BEGIN GIVEN RECORDS
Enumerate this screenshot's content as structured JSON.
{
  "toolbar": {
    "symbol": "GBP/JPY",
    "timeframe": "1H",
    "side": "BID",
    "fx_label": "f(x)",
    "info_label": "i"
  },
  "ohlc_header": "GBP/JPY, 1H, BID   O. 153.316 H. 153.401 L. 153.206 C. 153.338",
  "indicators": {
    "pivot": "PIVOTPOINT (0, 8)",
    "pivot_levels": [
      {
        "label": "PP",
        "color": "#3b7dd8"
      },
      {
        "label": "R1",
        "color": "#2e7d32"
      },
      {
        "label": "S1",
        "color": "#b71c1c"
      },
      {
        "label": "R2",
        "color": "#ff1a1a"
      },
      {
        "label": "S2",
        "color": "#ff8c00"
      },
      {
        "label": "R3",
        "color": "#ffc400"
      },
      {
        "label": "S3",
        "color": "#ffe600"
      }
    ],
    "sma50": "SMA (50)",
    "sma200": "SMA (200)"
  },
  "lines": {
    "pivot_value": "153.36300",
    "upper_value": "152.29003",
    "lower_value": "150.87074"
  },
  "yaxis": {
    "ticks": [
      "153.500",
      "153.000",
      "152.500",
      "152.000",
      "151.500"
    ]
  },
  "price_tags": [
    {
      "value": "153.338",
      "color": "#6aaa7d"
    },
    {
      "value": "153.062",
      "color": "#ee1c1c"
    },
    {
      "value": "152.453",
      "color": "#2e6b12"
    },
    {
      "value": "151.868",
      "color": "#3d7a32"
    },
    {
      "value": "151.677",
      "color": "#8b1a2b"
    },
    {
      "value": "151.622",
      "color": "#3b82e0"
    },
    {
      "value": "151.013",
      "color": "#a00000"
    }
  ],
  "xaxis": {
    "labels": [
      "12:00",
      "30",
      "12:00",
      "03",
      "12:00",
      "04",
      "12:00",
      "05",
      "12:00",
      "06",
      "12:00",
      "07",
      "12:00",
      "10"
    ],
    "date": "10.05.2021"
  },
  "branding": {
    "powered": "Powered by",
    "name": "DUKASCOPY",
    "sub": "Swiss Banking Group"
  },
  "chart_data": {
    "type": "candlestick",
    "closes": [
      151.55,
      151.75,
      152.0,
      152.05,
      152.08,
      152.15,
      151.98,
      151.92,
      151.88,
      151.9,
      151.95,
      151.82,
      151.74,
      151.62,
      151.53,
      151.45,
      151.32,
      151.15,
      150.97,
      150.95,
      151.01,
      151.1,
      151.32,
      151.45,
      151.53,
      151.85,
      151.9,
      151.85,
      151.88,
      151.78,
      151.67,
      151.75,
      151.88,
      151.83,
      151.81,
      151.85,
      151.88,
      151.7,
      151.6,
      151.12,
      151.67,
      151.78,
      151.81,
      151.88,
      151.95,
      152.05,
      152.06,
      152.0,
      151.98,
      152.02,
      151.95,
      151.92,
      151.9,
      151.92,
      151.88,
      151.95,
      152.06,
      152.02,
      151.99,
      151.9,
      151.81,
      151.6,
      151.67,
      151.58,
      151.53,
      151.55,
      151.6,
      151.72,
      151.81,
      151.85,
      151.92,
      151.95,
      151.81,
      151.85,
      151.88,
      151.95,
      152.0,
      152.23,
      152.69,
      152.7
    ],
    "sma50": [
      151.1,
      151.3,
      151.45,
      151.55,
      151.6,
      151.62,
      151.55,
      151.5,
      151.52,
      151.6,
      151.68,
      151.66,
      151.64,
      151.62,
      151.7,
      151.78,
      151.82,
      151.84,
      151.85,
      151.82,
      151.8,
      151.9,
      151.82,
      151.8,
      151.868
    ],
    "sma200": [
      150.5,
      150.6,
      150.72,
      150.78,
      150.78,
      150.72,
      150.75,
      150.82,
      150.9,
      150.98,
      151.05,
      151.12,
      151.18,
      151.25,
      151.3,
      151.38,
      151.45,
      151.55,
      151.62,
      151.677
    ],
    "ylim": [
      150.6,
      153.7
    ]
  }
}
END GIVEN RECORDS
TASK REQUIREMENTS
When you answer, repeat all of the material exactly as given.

RESULT
Enumerate this screenshot's content as structured JSON.
{
  "toolbar": {
    "symbol": "GBP/JPY",
    "timeframe": "1H",
    "side": "BID",
    "fx_label": "f(x)",
    "info_label": "i"
  },
  "ohlc_header": "GBP/JPY, 1H, BID   O. 153.316 H. 153.401 L. 153.206 C. 153.338",
  "indicators": {
    "pivot": "PIVOTPOINT (0, 8)",
    "pivot_levels": [
      {
        "label": "PP",
        "color": "#3b7dd8"
      },
      {
        "label": "R1",
        "color": "#2e7d32"
      },
      {
        "label": "S1",
        "color": "#b71c1c"
      },
      {
        "label": "R2",
        "color": "#ff1a1a"
      },
      {
        "label": "S2",
        "color": "#ff8c00"
      },
      {
        "label": "R3",
        "color": "#ffc400"
      },
      {
        "label": "S3",
        "color": "#ffe600"
      }
    ],
    "sma50": "SMA (50)",
    "sma200": "SMA (200)"
  },
  "lines": {
    "pivot_value": "153.36300",
    "upper_value": "152.29003",
    "lower_value": "150.87074"
  },
  "yaxis": {
    "ticks": [
      "153.500",
      "153.000",
      "152.500",
      "152.000",
      "151.500"
    ]
  },
  "price_tags": [
    {
      "value": "153.338",
      "color": "#6aaa7d"
    },
    {
      "value": "153.062",
      "color": "#ee1c1c"
    },
    {
      "value": "152.453",
      "color": "#2e6b12"
    },
    {
      "value": "151.868",
      "color": "#3d7a32"
    },
    {
      "value": "151.677",
      "color": "#8b1a2b"
    },
    {
      "value": "151.622",
      "color": "#3b82e0"
    },
    {
      "value": "151.013",
      "color": "#a00000"
    }
  ],
  "xaxis": {
    "labels": [
      "12:00",
      "30",
      "12:00",
      "03",
      "12:00",
      "04",
      "12:00",
      "05",
      "12:00",
      "06",
      "12:00",
      "07",
      "12:00",
      "10"
    ],
    "date": "10.05.2021"
  },
  "branding": {
    "powered": "Powered by",
    "name": "DUKASCOPY",
    "sub": "Swiss Banking Group"
  },
  "chart_data": {
    "type": "candlestick",
    "closes": [
      151.55,
      151.75,
      152.0,
      152.05,
      152.08,
      152.15,
      151.98,
      151.92,
      151.88,
      151.9,
      151.95,
      151.82,
      151.74,
      151.62,
      151.53,
      151.45,
      151.32,
      151.15,
      150.97,
      150.95,
      151.01,
      151.1,
      151.32,
      151.45,
      151.53,
      151.85,
      151.9,
      151.85,
      151.88,
      151.78,
      151.67,
      151.75,
      151.88,
      151.83,
      151.81,
      151.85,
      151.88,
      151.7,
      151.6,
      151.12,
      151.67,
      151.78,
      151.81,
      151.88,
      151.95,
      152.05,
      152.06,
      152.0,
      151.98,
      152.02,
      151.95,
      151.92,
      151.9,
      151.92,
      151.88,
      151.95,
      152.06,
      152.02,
      151.99,
      151.9,
      151.81,
      151.6,
      151.67,
      151.58,
      151.53,
      151.55,
      151.6,
      151.72,
      151.81,
      151.85,
      151.92,
      151.95,
      151.81,
      151.85,
      151.88,
      151.95,
      152.0,
      152.23,
      152.69,
      152.7
    ],
    "sma50": [
      151.1,
      151.3,
      151.45,
      151.55,
      151.6,
      151.62,
      151.55,
      151.5,
      151.52,
      151.6,
      151.68,
      151.66,
      151.64,
      151.62,
      151.7,
      151.78,
      151.82,
      151.84,
      151.85,
      151.82,
      151.8,
      151.9,
      151.82,
      151.8,
      151.868
    ],
    "sma200": [
      150.5,
      150.6,
      150.72,
      150.78,
      150.78,
      150.72,
      150.75,
      150.82,
      150.9,
      150.98,
      151.05,
      151.12,
      151.18,
      151.25,
      151.3,
      151.38,
      151.45,
      151.55,
      151.62,
      151.677
    ],
    "ylim": [
      150.6,
      153.7
    ]
  }
}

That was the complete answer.